When the primary focus of our school districts became reading and math scores, art and STEM classes were the first to get cut from the daily curriculum. My library saw this as an opportunity to provide supplemental programming to fill this gap. In fall 2016, the Zion-Benton (IL) Library District (ZBLD) opened the Sandbox makerspace for patrons of all ages to create masterpieces, explore new things, and do something amazing. ZBLD is comprised of three communities in the Northeast corner of Illinois. We serve a diverse working-class population. Our mission is simply to broaden horizons and expose patrons to the universe of knowledge and ideas for discovery, enrichment, and lifelong learning.
Posts Tagged ‘STEM programming’

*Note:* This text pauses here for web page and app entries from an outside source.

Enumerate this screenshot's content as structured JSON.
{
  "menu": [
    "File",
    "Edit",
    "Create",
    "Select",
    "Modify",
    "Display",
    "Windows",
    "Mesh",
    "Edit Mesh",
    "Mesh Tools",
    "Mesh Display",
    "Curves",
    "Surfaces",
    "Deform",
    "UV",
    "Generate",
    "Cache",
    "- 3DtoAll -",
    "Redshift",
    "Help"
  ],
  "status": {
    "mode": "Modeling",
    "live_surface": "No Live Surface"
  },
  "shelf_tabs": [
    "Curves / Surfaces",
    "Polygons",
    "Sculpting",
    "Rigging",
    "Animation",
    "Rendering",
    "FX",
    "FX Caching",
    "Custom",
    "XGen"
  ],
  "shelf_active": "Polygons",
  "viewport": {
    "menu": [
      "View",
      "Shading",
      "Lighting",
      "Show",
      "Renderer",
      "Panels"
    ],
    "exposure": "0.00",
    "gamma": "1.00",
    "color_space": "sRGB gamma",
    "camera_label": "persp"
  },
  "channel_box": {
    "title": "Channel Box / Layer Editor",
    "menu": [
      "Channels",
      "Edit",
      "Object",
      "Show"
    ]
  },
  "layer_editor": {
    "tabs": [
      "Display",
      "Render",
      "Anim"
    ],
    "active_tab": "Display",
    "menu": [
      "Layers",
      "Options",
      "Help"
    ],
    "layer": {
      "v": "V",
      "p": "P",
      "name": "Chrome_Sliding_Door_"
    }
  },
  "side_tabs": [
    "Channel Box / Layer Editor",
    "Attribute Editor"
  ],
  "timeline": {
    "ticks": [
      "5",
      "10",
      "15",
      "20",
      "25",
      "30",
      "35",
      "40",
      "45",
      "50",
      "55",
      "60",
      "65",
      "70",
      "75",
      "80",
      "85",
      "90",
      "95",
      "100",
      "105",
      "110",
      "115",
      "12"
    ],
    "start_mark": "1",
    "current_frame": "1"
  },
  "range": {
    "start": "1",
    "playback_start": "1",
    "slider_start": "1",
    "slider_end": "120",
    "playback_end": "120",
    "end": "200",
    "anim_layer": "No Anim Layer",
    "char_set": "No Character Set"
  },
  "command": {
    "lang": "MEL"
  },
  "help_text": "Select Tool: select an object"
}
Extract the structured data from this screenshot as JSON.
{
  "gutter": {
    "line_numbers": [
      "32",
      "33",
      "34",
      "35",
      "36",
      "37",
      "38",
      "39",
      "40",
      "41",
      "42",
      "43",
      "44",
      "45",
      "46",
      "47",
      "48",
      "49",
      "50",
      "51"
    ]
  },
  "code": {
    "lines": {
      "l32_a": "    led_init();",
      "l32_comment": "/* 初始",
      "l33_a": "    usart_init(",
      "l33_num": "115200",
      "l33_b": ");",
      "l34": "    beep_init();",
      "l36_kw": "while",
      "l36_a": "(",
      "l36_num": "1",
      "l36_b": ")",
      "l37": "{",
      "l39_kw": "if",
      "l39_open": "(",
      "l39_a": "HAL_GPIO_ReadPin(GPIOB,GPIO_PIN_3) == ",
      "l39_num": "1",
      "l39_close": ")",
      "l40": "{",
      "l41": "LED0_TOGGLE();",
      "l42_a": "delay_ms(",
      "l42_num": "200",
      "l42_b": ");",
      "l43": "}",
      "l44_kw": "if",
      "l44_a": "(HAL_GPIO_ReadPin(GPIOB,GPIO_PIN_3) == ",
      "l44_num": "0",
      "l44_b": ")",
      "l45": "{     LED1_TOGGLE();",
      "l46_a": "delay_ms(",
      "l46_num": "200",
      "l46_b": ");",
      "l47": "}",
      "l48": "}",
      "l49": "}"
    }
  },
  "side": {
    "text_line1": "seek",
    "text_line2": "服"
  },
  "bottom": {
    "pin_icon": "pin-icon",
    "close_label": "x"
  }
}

Four Rio Arriba (New Mexico) Independent Libraries have been participating in the STEM to Read Program for the last three years. STEM to Read is preliteracy pilot program that focuses on science, technology, engineering, and mathematics, as well as modeling skills that will help caregivers continue STEM and preliteracy education at home. The program was created by Explora! Museum and funded through a grant from the New Mexico Library Foundation and United Way of Northern New Mexico. The grant funding has run out, but three of the four libraries that participated in the pilot program are going to continue offering STEM activities.
In 2014, The Stickney-Forest View Public Library District in Stickney Illinois was awarded a Library Services and Technology Act (LSTA) Back to Books 2 Grant, funded by the Illinois State Library. The project, entitled, The STEM Garden, aimed to provide our youth, teens, and their families with creative educational materials and innovative programming that united the common core standards with hands on experience with the STEM principles of science, technology, engineering and math. The STEM Garden encouraged families to discover and apply practical skills including gardening and the concept of slow food to their daily lives and to foster a spark of curiosity that is central to a lifetime of learning. The garden promoted awareness of how food is grown, self-esteem and a healthy lifestyle.
There is a lot going on with drones right now: people have questions about what it means for privacy, how it’s going to affect the airspace, what Federal Aviation Administration (FAA) regulations are being put in place, examples of them being used, etc. You can certainly have these conversations with patrons at any time, but when they are able to feel the weight of the drone in their hands, look into the on-board camera, and see a quick flight demo in person, their imaginations are sparked and they begin to create their own story of what the future of technology will look like. And yes, if the patron is feeling daring enough, we’ll let them do a quick test flight for themselves—in a safe and secure area, of course.